purchase of pirated DVDs or the download of music from the internet.
making the text more relevant to their everyday lives, teens are far less likely
to be turned off to its study.
Instructing youths in some of the basics
of Aramaic might also make the Talmud more accessible and less
But it may just also be time to consider some more radical
alternatives as well.
Two months ago, Rabbi Yosef Avraham Heller, a
prominent Chabad-Lubavitch rabbi who is a member of the Crown Heights Rabbinical
Court, did just that, causing a stir when he suggested that perhaps not everyone
needs to study Talmud intensively.
“Before the War, it was unheard of
that every child learned in yeshiva the entire day; it was only a selection of
students,” Rabbi Heller said, adding that, “Today, however, there is a new ideal
that has no source in Torah: everyone has to learn Gemara, and someone who
learns Mishna is considered a ‘loser.’” “Never in history,” he noted, “was there
such a phenomenon.
Throughout the generations, each person learned
according to his level.”
Rabbi Heller rightly pointed out that “it does
not make sense for each person to learn the same thing, for Hashem [God] did not
create us the same.”
Indeed, sometimes less is more.
get me wrong.
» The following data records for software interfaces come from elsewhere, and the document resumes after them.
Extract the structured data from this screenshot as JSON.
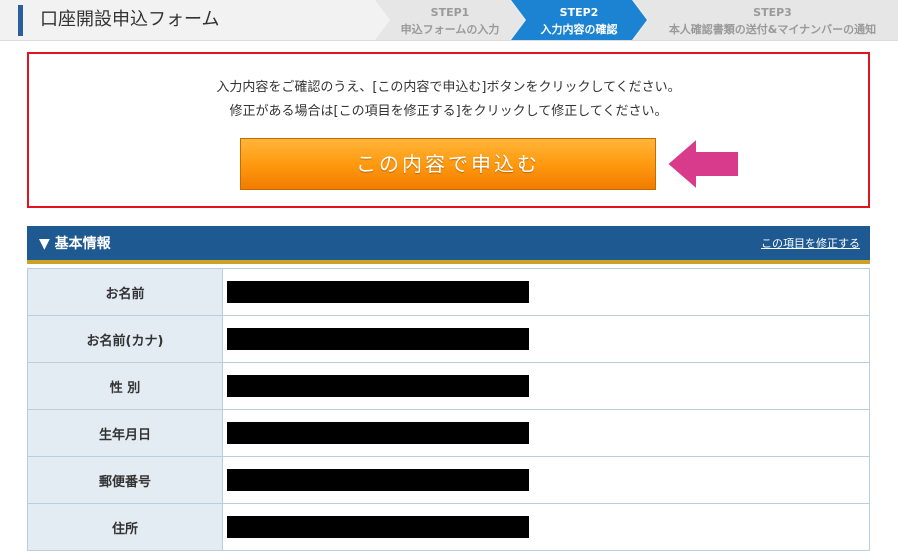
{
  "header": {
    "title": "口座開設申込フォーム",
    "steps": [
      {
        "label": "STEP1",
        "sub": "申込フォームの入力",
        "active": false
      },
      {
        "label": "STEP2",
        "sub": "入力内容の確認",
        "active": true
      },
      {
        "label": "STEP3",
        "sub": "本人確認書類の送付&マイナンバーの通知",
        "active": false
      }
    ]
  },
  "confirm": {
    "line1": "入力内容をご確認のうえ、[この内容で申込む]ボタンをクリックしてください。",
    "line2": "修正がある場合は[この項目を修正する]をクリックして修正してください。",
    "submit_label": "この内容で申込む"
  },
  "section": {
    "title": "▼ 基本情報",
    "edit_link": "この項目を修正する",
    "rows": [
      {
        "label": "お名前"
      },
      {
        "label": "お名前(カナ)"
      },
      {
        "label": "性 別"
      },
      {
        "label": "生年月日"
      },
      {
        "label": "郵便番号"
      },
      {
        "label": "住所"
      }
    ]
  },
  "colors": {
    "brand_blue": "#1e5a91",
    "active_step": "#1b83d2",
    "submit_orange": "#ff9a10",
    "arrow_pink": "#d83a8c",
    "alert_red": "#e0151d"
  }
}
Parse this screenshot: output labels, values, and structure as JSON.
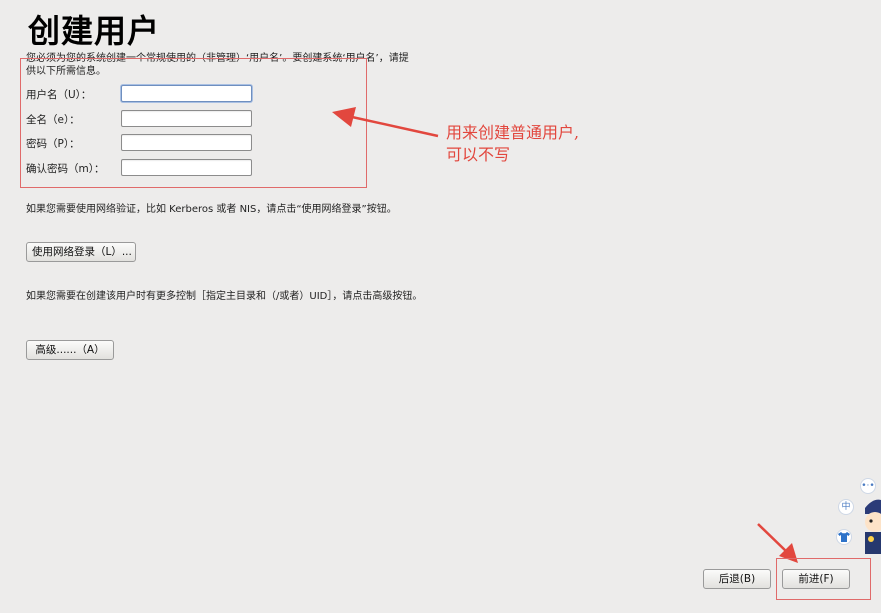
{
  "title": "创建用户",
  "intro": "您必须为您的系统创建一个常规使用的（非管理）‘用户名’。要创建系统‘用户名’，请提供以下所需信息。",
  "form": {
    "username_label": "用户名（U）：",
    "username_value": "",
    "fullname_label": "全名（e）：",
    "fullname_value": "",
    "password_label": "密码（P）：",
    "password_value": "",
    "confirm_label": "确认密码（m）：",
    "confirm_value": ""
  },
  "network_note": "如果您需要使用网络验证，比如 Kerberos 或者 NIS，请点击“使用网络登录”按钮。",
  "network_button": "使用网络登录（L）...",
  "advanced_note": "如果您需要在创建该用户时有更多控制［指定主目录和（/或者）UID］，请点击高级按钮。",
  "advanced_button": "高级......（A）",
  "nav": {
    "back": "后退(B)",
    "forward": "前进(F)"
  },
  "annotation": {
    "line1": "用来创建普通用户,",
    "line2": "可以不写",
    "color": "#e2473e"
  },
  "floating": {
    "dots": "•·•",
    "zh": "中"
  },
  "colors": {
    "background": "#edeceb",
    "annotation_red": "#e2473e"
  }
}
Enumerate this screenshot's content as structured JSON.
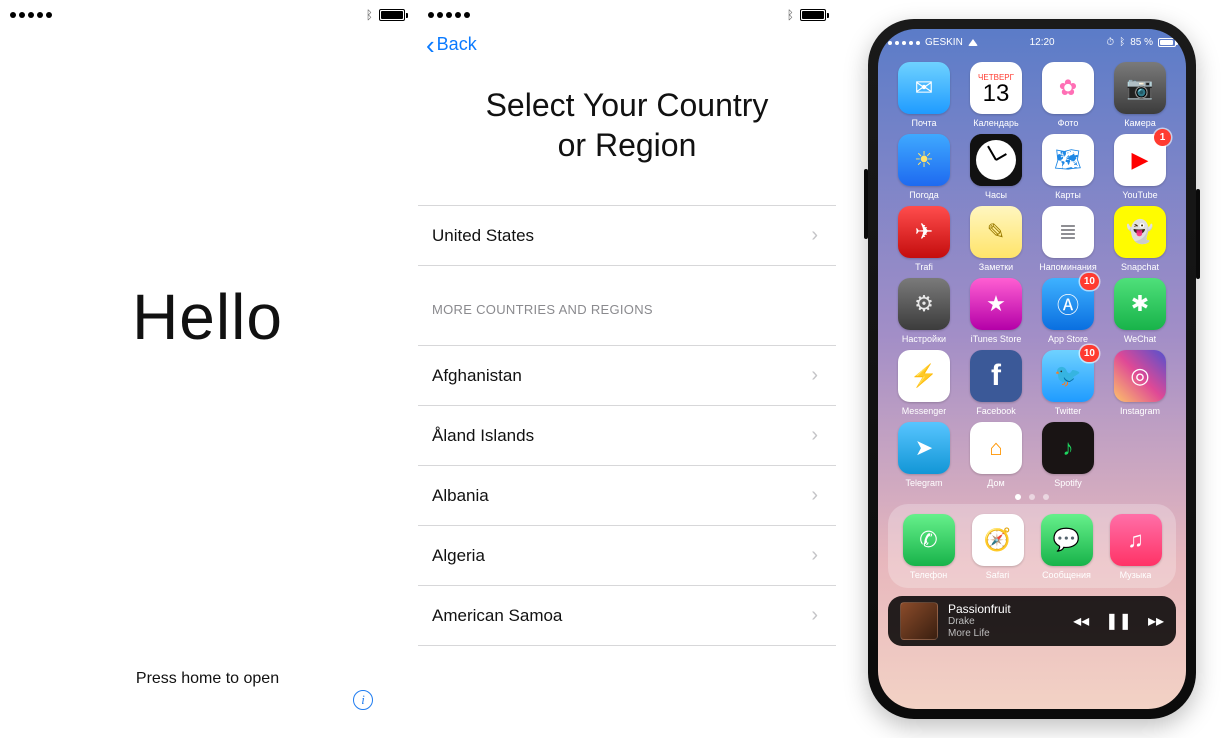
{
  "panel1": {
    "greeting": "Hello",
    "hint": "Press home to open"
  },
  "panel2": {
    "back_label": "Back",
    "title_line1": "Select Your Country",
    "title_line2": "or Region",
    "primary_country": "United States",
    "section_header": "MORE COUNTRIES AND REGIONS",
    "countries": [
      "Afghanistan",
      "Åland Islands",
      "Albania",
      "Algeria",
      "American Samoa"
    ]
  },
  "homescreen": {
    "status": {
      "carrier": "GESKIN",
      "time": "12:20",
      "battery_pct": "85 %"
    },
    "calendar": {
      "weekday": "ЧЕТВЕРГ",
      "day": "13"
    },
    "apps": [
      {
        "label": "Почта",
        "bg": "linear-gradient(#6fd2ff,#1f9bff)",
        "glyph": "✉",
        "fg": "#ffffff"
      },
      {
        "label": "Календарь",
        "bg": "#ffffff",
        "glyph": "",
        "fg": "#000000",
        "calendar": true
      },
      {
        "label": "Фото",
        "bg": "#ffffff",
        "glyph": "✿",
        "fg": "#ff6fb5"
      },
      {
        "label": "Камера",
        "bg": "linear-gradient(#7a7a7a,#3c3c3c)",
        "glyph": "📷",
        "fg": "#f0f0f0"
      },
      {
        "label": "Погода",
        "bg": "linear-gradient(#3fa9ff,#1e6af0)",
        "glyph": "☀",
        "fg": "#ffe36b"
      },
      {
        "label": "Часы",
        "bg": "#111111",
        "glyph": "",
        "fg": "#ffffff",
        "clock": true
      },
      {
        "label": "Карты",
        "bg": "#ffffff",
        "glyph": "🗺",
        "fg": "#1e88e5"
      },
      {
        "label": "YouTube",
        "bg": "#ffffff",
        "glyph": "▶",
        "fg": "#ff0000",
        "badge": "1"
      },
      {
        "label": "Trafi",
        "bg": "linear-gradient(#ff4d4d,#c40d0d)",
        "glyph": "✈",
        "fg": "#ffffff"
      },
      {
        "label": "Заметки",
        "bg": "linear-gradient(#fff6c0,#ffe46a)",
        "glyph": "✎",
        "fg": "#9b7b00"
      },
      {
        "label": "Напоминания",
        "bg": "#ffffff",
        "glyph": "≣",
        "fg": "#8e8e93"
      },
      {
        "label": "Snapchat",
        "bg": "#fffc00",
        "glyph": "👻",
        "fg": "#ffffff"
      },
      {
        "label": "Настройки",
        "bg": "linear-gradient(#7a7a7a,#3c3c3c)",
        "glyph": "⚙",
        "fg": "#e8e8e8"
      },
      {
        "label": "iTunes Store",
        "bg": "linear-gradient(#ff5fd2,#b400a8)",
        "glyph": "★",
        "fg": "#ffffff"
      },
      {
        "label": "App Store",
        "bg": "linear-gradient(#3fb2ff,#0a6fe0)",
        "glyph": "Ⓐ",
        "fg": "#ffffff",
        "badge": "10"
      },
      {
        "label": "WeChat",
        "bg": "linear-gradient(#4fe07a,#18b34a)",
        "glyph": "✱",
        "fg": "#ffffff"
      },
      {
        "label": "Messenger",
        "bg": "#ffffff",
        "glyph": "⚡",
        "fg": "#2b7bff"
      },
      {
        "label": "Facebook",
        "bg": "#3b5998",
        "glyph": "f",
        "fg": "#ffffff"
      },
      {
        "label": "Twitter",
        "bg": "linear-gradient(#6fd2ff,#1f9bff)",
        "glyph": "🐦",
        "fg": "#ffffff",
        "badge": "10"
      },
      {
        "label": "Instagram",
        "bg": "linear-gradient(45deg,#fdc468,#df4996,#5151cf)",
        "glyph": "◎",
        "fg": "#ffffff"
      },
      {
        "label": "Telegram",
        "bg": "linear-gradient(#58c5ff,#1296d6)",
        "glyph": "➤",
        "fg": "#ffffff"
      },
      {
        "label": "Дом",
        "bg": "#ffffff",
        "glyph": "⌂",
        "fg": "#ff9500"
      },
      {
        "label": "Spotify",
        "bg": "#191414",
        "glyph": "♪",
        "fg": "#1ed760"
      }
    ],
    "dock": [
      {
        "label": "Телефон",
        "bg": "linear-gradient(#66f08b,#18b34a)",
        "glyph": "✆",
        "fg": "#ffffff"
      },
      {
        "label": "Safari",
        "bg": "#ffffff",
        "glyph": "🧭",
        "fg": "#1f7cf0"
      },
      {
        "label": "Сообщения",
        "bg": "linear-gradient(#66f08b,#18b34a)",
        "glyph": "💬",
        "fg": "#ffffff"
      },
      {
        "label": "Музыка",
        "bg": "linear-gradient(#ff6fa8,#ff3366)",
        "glyph": "♫",
        "fg": "#ffffff"
      }
    ],
    "now_playing": {
      "title": "Passionfruit",
      "artist": "Drake",
      "album": "More Life"
    }
  }
}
Personally, I love the Talmud and find it to be an endless source
of wisdom and fascination.
But for many Israeli teens, spending two to
four hours a day studying Talmud may actually be pushing them away from Judaism
rather than enhancing their spirituality.
The current system is simply
not working, and a way must be found to impart a fondness for the Talmud among
Left unchanged, the present method will surely continue to
produce many formidable Talmudic scholars, but it will also result in a
frightening number of graduates filled with animosity and distaste for one of
our people’s greatest masterpieces.
The writer is Chairman of Shavei
Israel (www.shavei.org), which assists lost tribes and hidden Jewish communities
to return to the Jewish people.